zappos officeUsing the Zappos example discussed in Part 1 and Part 2 of the Brand Research and Corporate Culture series, you can see an example of a company that ensures consumers understand what the Zappos corporate culture is, how strongly employees support that culture, and how that culture directly affects consumers through better service. Zappos uses blog posts, videos, Twitter, and more to bring its corporate culture to life for consumers around the world. Stay tuned for more about that in Part 4 of this series.

Conduct External Brand Research to Develop a Corporate Culture

It’s critical that you understand what your existing customers and the wider consumer population perceive about your brand and corporate culture. Without that knowledge, you won’t know if the messages you’re communicating are helping or hurting your company. Fortunately, the social web provides a perfect place to monitor conversations about your brand and to gather informal data about consumer perceptions, but you should conduct formal market research as well to get the full story.

Begin by surveying your existing customers to gather insights related to their perceptions of your brand and corporate culture. Following are some sample questions you can use in your survey:

  • What does our brand promise to you?
  • Why do you choose our brand over others?
  • What feelings are evoked when you hear our brand name or see our logo?
  • Which adjectives would you use to describe our brand?
  • Which adjectives would you use to describe our competitor?
  • What is our brand not delivering to you that you want?
  • How would you describe our brand to another person?
  • Which words describe our corporate culture?
  • Do you think employees are happy working at our company?
  • Would you like to work at our company? Why or why not?

Next, you should survey the broader consumer population to determine how they perceive your brand and corporate culture as well as how they perceive the brand they purchase instead of yours. Sample questions could include many of the branding and corporate culture questions listed above as well as the following:

  • Which brand do you buy instead of ours?
  • What does that brand promise to you?
  • Why do you choose that brand instead of ours?
  • What words describe that brand?
  • What feelings does that brand evoke when you see its name or logo?
  • What is that company’s corporate culture like?
  • Do you think employees are happy working at that company?
  • Would you want to work for that company? Why or why not?

Again, you need to learn about consumer perceptions, not facts. You must analyze the results of your surveys from a detached perspective or your own feelings are likely to cloud the results. You won’t be able to create a corporate culture that becomes a strategic advantage if you misconstrue or ignore the results from your brand research.

In Part 4 of the Brand Research and Corporate Culture series, you’ll learn more about analyzing your brand research results and implementing your findings in order to develop a corporate culture that can coexist with your brand promise. If you missed previous parts of this series, follow the links below to read them now:

Image: Nick Cowie, TopRankBlog

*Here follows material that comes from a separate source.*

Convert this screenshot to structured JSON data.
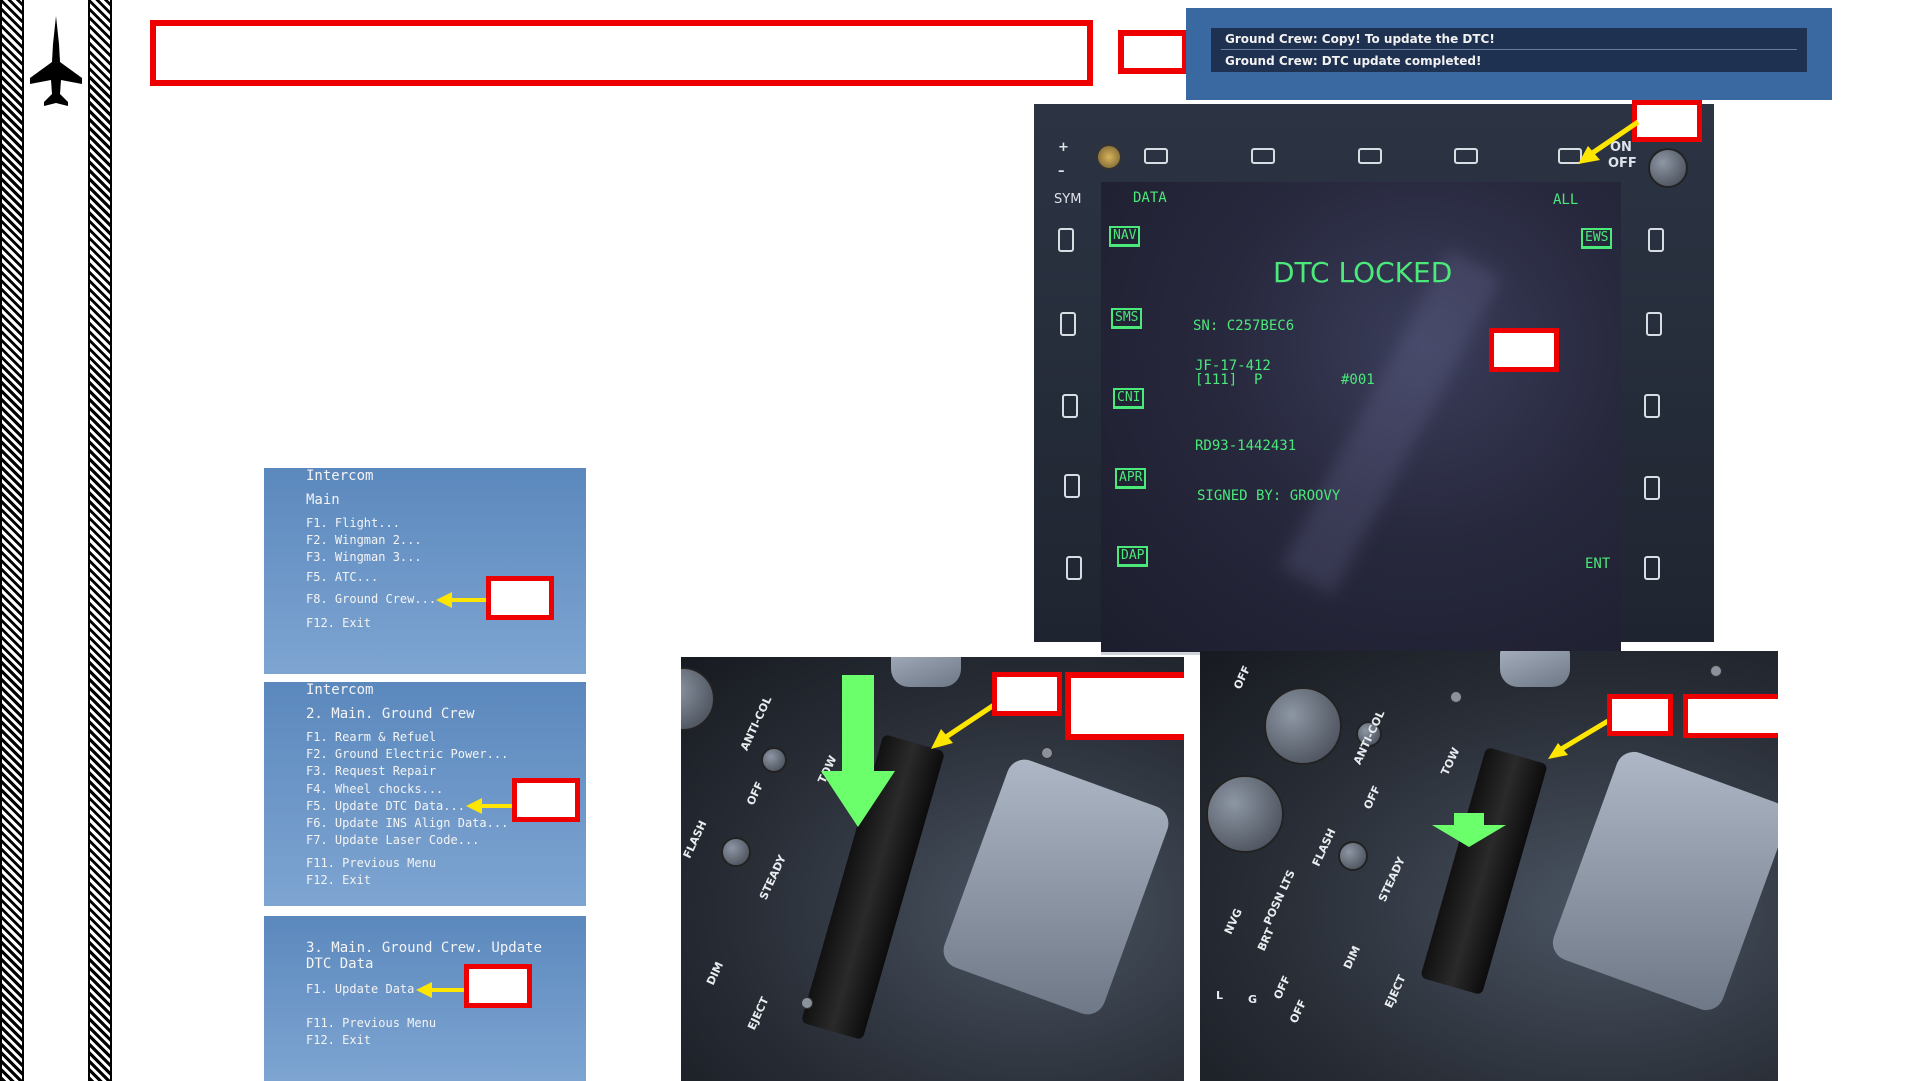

ABOUT THE AUTHOR: Susan Gunelius
Susan Gunelius, MBA is a 25-year marketing and branding expert and President and CEO of KeySplash Creative, Inc., a marketing communications company. She is the author of 10 books about marketing, branding and social media, and her marketing-related articles appear on top media websites such as Entrepreneur.com and Forbes.com. She is also the Founder and Editor in Chief of WomenOnBusiness.com, an award-winning blog for business women.